• EXERCISE MATERIALS:
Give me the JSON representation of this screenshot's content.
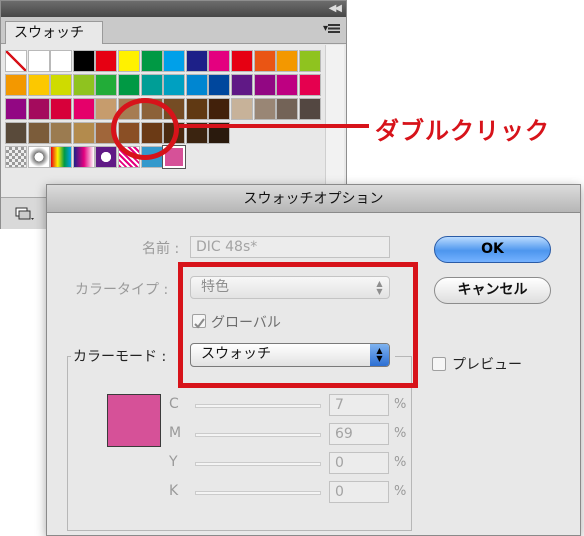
{
  "panel": {
    "tab_label": "スウォッチ",
    "swatch_rows": [
      [
        "none",
        "#ffffff",
        "#ffffff",
        "#000000",
        "#e60012",
        "#fff100",
        "#009944",
        "#00a0e9",
        "#1d2088",
        "#e4007f",
        "#e60012",
        "#ea5514",
        "#f39800",
        "#8fc31f"
      ],
      [
        "#f39800",
        "#fcc800",
        "#cfdb00",
        "#8fc31f",
        "#22ac38",
        "#009944",
        "#009e96",
        "#00a0c1",
        "#0086d1",
        "#00479d",
        "#601986",
        "#920783",
        "#be0081",
        "#e5004f"
      ],
      [
        "#920783",
        "#a40b5d",
        "#d7003a",
        "#e5006a",
        "#c69c6d",
        "#a67c52",
        "#8c6239",
        "#754c24",
        "#603913",
        "#42210b",
        "#c7b299",
        "#998675",
        "#736357",
        "#534741"
      ],
      [
        "#594a3a",
        "#7b5c3a",
        "#9b7b50",
        "#b38b4d",
        "#a0663a",
        "#8a4f25",
        "#6b3a15",
        "#4a2a10",
        "#3b2410",
        "#2a1a0d"
      ],
      [
        "pattern",
        "pattern2",
        "gradient1",
        "gradient2",
        "gradient3",
        "pattern3",
        "#3399cc",
        "#d65198"
      ]
    ]
  },
  "callout": {
    "text": "ダブルクリック"
  },
  "dialog": {
    "title": "スウォッチオプション",
    "name_label": "名前 :",
    "name_value": "DIC 48s*",
    "colortype_label": "カラータイプ :",
    "colortype_value": "特色",
    "global_label": "グローバル",
    "global_checked": true,
    "colormode_label": "カラーモード :",
    "colormode_value": "スウォッチ",
    "ok_label": "OK",
    "cancel_label": "キャンセル",
    "preview_label": "プレビュー",
    "preview_checked": false,
    "preview_color": "#d65198",
    "channels": [
      {
        "label": "C",
        "value": "7",
        "unit": "%"
      },
      {
        "label": "M",
        "value": "69",
        "unit": "%"
      },
      {
        "label": "Y",
        "value": "0",
        "unit": "%"
      },
      {
        "label": "K",
        "value": "0",
        "unit": "%"
      }
    ]
  },
  "colors": {
    "accent_red": "#d7131a",
    "ok_blue": "#4d96ee"
  }
}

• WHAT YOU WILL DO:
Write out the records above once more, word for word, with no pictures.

• SOLUTION TO THE EXERCISE:
Give me the JSON representation of this screenshot's content.
{
  "panel": {
    "tab_label": "スウォッチ",
    "swatch_rows": [
      [
        "none",
        "#ffffff",
        "#ffffff",
        "#000000",
        "#e60012",
        "#fff100",
        "#009944",
        "#00a0e9",
        "#1d2088",
        "#e4007f",
        "#e60012",
        "#ea5514",
        "#f39800",
        "#8fc31f"
      ],
      [
        "#f39800",
        "#fcc800",
        "#cfdb00",
        "#8fc31f",
        "#22ac38",
        "#009944",
        "#009e96",
        "#00a0c1",
        "#0086d1",
        "#00479d",
        "#601986",
        "#920783",
        "#be0081",
        "#e5004f"
      ],
      [
        "#920783",
        "#a40b5d",
        "#d7003a",
        "#e5006a",
        "#c69c6d",
        "#a67c52",
        "#8c6239",
        "#754c24",
        "#603913",
        "#42210b",
        "#c7b299",
        "#998675",
        "#736357",
        "#534741"
      ],
      [
        "#594a3a",
        "#7b5c3a",
        "#9b7b50",
        "#b38b4d",
        "#a0663a",
        "#8a4f25",
        "#6b3a15",
        "#4a2a10",
        "#3b2410",
        "#2a1a0d"
      ],
      [
        "pattern",
        "pattern2",
        "gradient1",
        "gradient2",
        "gradient3",
        "pattern3",
        "#3399cc",
        "#d65198"
      ]
    ]
  },
  "callout": {
    "text": "ダブルクリック"
  },
  "dialog": {
    "title": "スウォッチオプション",
    "name_label": "名前 :",
    "name_value": "DIC 48s*",
    "colortype_label": "カラータイプ :",
    "colortype_value": "特色",
    "global_label": "グローバル",
    "global_checked": true,
    "colormode_label": "カラーモード :",
    "colormode_value": "スウォッチ",
    "ok_label": "OK",
    "cancel_label": "キャンセル",
    "preview_label": "プレビュー",
    "preview_checked": false,
    "preview_color": "#d65198",
    "channels": [
      {
        "label": "C",
        "value": "7",
        "unit": "%"
      },
      {
        "label": "M",
        "value": "69",
        "unit": "%"
      },
      {
        "label": "Y",
        "value": "0",
        "unit": "%"
      },
      {
        "label": "K",
        "value": "0",
        "unit": "%"
      }
    ]
  },
  "colors": {
    "accent_red": "#d7131a",
    "ok_blue": "#4d96ee"
  }
}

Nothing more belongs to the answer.